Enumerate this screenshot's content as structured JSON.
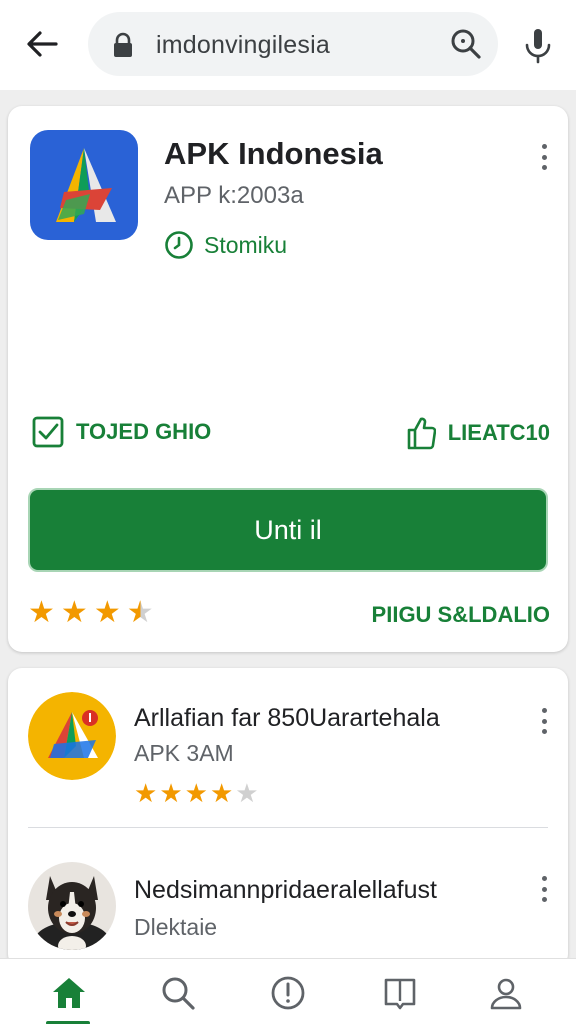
{
  "browser": {
    "url": "imdonvingilesia"
  },
  "app": {
    "title": "APK Indonesia",
    "subtitle": "APP k:2003a",
    "status": "Stomiku",
    "feature_left": "TOJED GHIO",
    "feature_right": "LIEATC10",
    "install_label": "Unti il",
    "rating_stars": 3.5,
    "rating_link": "PIIGU S&LDALIO"
  },
  "list": [
    {
      "title": "Arllafian far 850Uarartehala",
      "subtitle": "APK 3AM",
      "rating_stars": 4
    },
    {
      "title": "Nedsimannpridaeralellafust",
      "subtitle": "Dlektaie"
    }
  ],
  "colors": {
    "accent": "#188038",
    "star": "#f29900",
    "icon_bg": "#2a62d6"
  },
  "icons": {
    "back": "arrow-left-icon",
    "lock": "lock-icon",
    "search": "search-icon",
    "mic": "mic-icon",
    "status": "clock-icon",
    "feature_left": "checkbox-icon",
    "feature_right": "thumbs-up-icon",
    "nav": [
      "home-icon",
      "search-icon",
      "alert-icon",
      "book-icon",
      "profile-icon"
    ]
  }
}
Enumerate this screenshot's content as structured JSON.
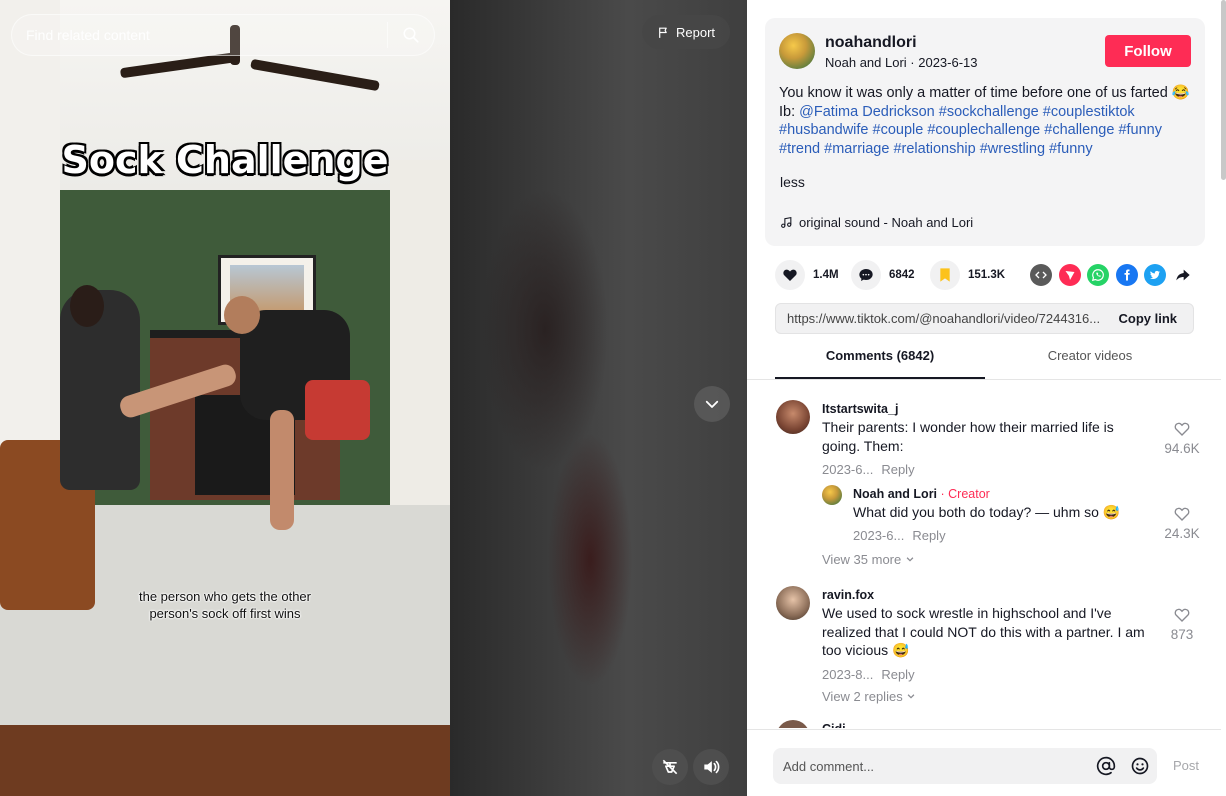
{
  "search": {
    "placeholder": "Find related content"
  },
  "video": {
    "overlay_title": "Sock Challenge",
    "overlay_caption": "the person who gets the other person's sock off first wins",
    "report_label": "Report"
  },
  "post": {
    "username": "noahandlori",
    "display_name": "Noah and Lori",
    "date": "2023-6-13",
    "follow_label": "Follow",
    "desc_intro": "You know it was only a matter of time before one of us farted 😂 Ib: ",
    "tags": [
      "@Fatima Dedrickson",
      "#sockchallenge",
      "#couplestiktok",
      "#husbandwife",
      "#couple",
      "#couplechallenge",
      "#challenge",
      "#funny",
      "#trend",
      "#marriage",
      "#relationship",
      "#wrestling",
      "#funny"
    ],
    "less_label": "less",
    "music": "original sound - Noah and Lori"
  },
  "stats": {
    "likes": "1.4M",
    "comments": "6842",
    "saves": "151.3K"
  },
  "share_icons": [
    "embed-icon",
    "send-icon",
    "whatsapp-icon",
    "facebook-icon",
    "twitter-icon",
    "share-arrow-icon"
  ],
  "link": {
    "url": "https://www.tiktok.com/@noahandlori/video/7244316...",
    "copy_label": "Copy link"
  },
  "tabs": {
    "comments": "Comments (6842)",
    "creator": "Creator videos"
  },
  "comments": [
    {
      "user": "Itstartswita_j",
      "text": "Their parents: I wonder how their married life is going. Them:",
      "date": "2023-6...",
      "reply_label": "Reply",
      "likes": "94.6K"
    },
    {
      "user": "Noah and Lori",
      "creator_tag": "· Creator",
      "text": "What did you both do today? — uhm so 😅",
      "date": "2023-6...",
      "reply_label": "Reply",
      "likes": "24.3K"
    },
    {
      "user": "ravin.fox",
      "text": "We used to sock wrestle in highschool and I've realized that I could NOT do this with a partner. I am too vicious 😅",
      "date": "2023-8...",
      "reply_label": "Reply",
      "likes": "873"
    },
    {
      "user": "Cidi..."
    }
  ],
  "view_more": [
    "View 35 more",
    "View 2 replies"
  ],
  "composer": {
    "placeholder": "Add comment...",
    "post_label": "Post"
  },
  "colors": {
    "accent": "#fe2c55",
    "hashtag": "#2b5db9",
    "save": "#fcc21b"
  }
}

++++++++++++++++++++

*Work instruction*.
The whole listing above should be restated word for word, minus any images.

*Response to this task*.
Enumerate this screenshot's content as structured JSON.
{
  "browser": {
    "url": "imdonvingilesia"
  },
  "app": {
    "title": "APK Indonesia",
    "subtitle": "APP k:2003a",
    "status": "Stomiku",
    "feature_left": "TOJED GHIO",
    "feature_right": "LIEATC10",
    "install_label": "Unti il",
    "rating_stars": 3.5,
    "rating_link": "PIIGU S&LDALIO"
  },
  "list": [
    {
      "title": "Arllafian far 850Uarartehala",
      "subtitle": "APK 3AM",
      "rating_stars": 4
    },
    {
      "title": "Nedsimannpridaeralellafust",
      "subtitle": "Dlektaie"
    }
  ],
  "colors": {
    "accent": "#188038",
    "star": "#f29900",
    "icon_bg": "#2a62d6"
  },
  "icons": {
    "back": "arrow-left-icon",
    "lock": "lock-icon",
    "search": "search-icon",
    "mic": "mic-icon",
    "status": "clock-icon",
    "feature_left": "checkbox-icon",
    "feature_right": "thumbs-up-icon",
    "nav": [
      "home-icon",
      "search-icon",
      "alert-icon",
      "book-icon",
      "profile-icon"
    ]
  }
}
Enumerate this screenshot's content as structured JSON.
{
  "search": {
    "placeholder": "Find related content"
  },
  "video": {
    "overlay_title": "Sock Challenge",
    "overlay_caption": "the person who gets the other person's sock off first wins",
    "report_label": "Report"
  },
  "post": {
    "username": "noahandlori",
    "display_name": "Noah and Lori",
    "date": "2023-6-13",
    "follow_label": "Follow",
    "desc_intro": "You know it was only a matter of time before one of us farted 😂 Ib: ",
    "tags": [
      "@Fatima Dedrickson",
      "#sockchallenge",
      "#couplestiktok",
      "#husbandwife",
      "#couple",
      "#couplechallenge",
      "#challenge",
      "#funny",
      "#trend",
      "#marriage",
      "#relationship",
      "#wrestling",
      "#funny"
    ],
    "less_label": "less",
    "music": "original sound - Noah and Lori"
  },
  "stats": {
    "likes": "1.4M",
    "comments": "6842",
    "saves": "151.3K"
  },
  "share_icons": [
    "embed-icon",
    "send-icon",
    "whatsapp-icon",
    "facebook-icon",
    "twitter-icon",
    "share-arrow-icon"
  ],
  "link": {
    "url": "https://www.tiktok.com/@noahandlori/video/7244316...",
    "copy_label": "Copy link"
  },
  "tabs": {
    "comments": "Comments (6842)",
    "creator": "Creator videos"
  },
  "comments": [
    {
      "user": "Itstartswita_j",
      "text": "Their parents: I wonder how their married life is going. Them:",
      "date": "2023-6...",
      "reply_label": "Reply",
      "likes": "94.6K"
    },
    {
      "user": "Noah and Lori",
      "creator_tag": "· Creator",
      "text": "What did you both do today? — uhm so 😅",
      "date": "2023-6...",
      "reply_label": "Reply",
      "likes": "24.3K"
    },
    {
      "user": "ravin.fox",
      "text": "We used to sock wrestle in highschool and I've realized that I could NOT do this with a partner. I am too vicious 😅",
      "date": "2023-8...",
      "reply_label": "Reply",
      "likes": "873"
    },
    {
      "user": "Cidi..."
    }
  ],
  "view_more": [
    "View 35 more",
    "View 2 replies"
  ],
  "composer": {
    "placeholder": "Add comment...",
    "post_label": "Post"
  },
  "colors": {
    "accent": "#fe2c55",
    "hashtag": "#2b5db9",
    "save": "#fcc21b"
  }
}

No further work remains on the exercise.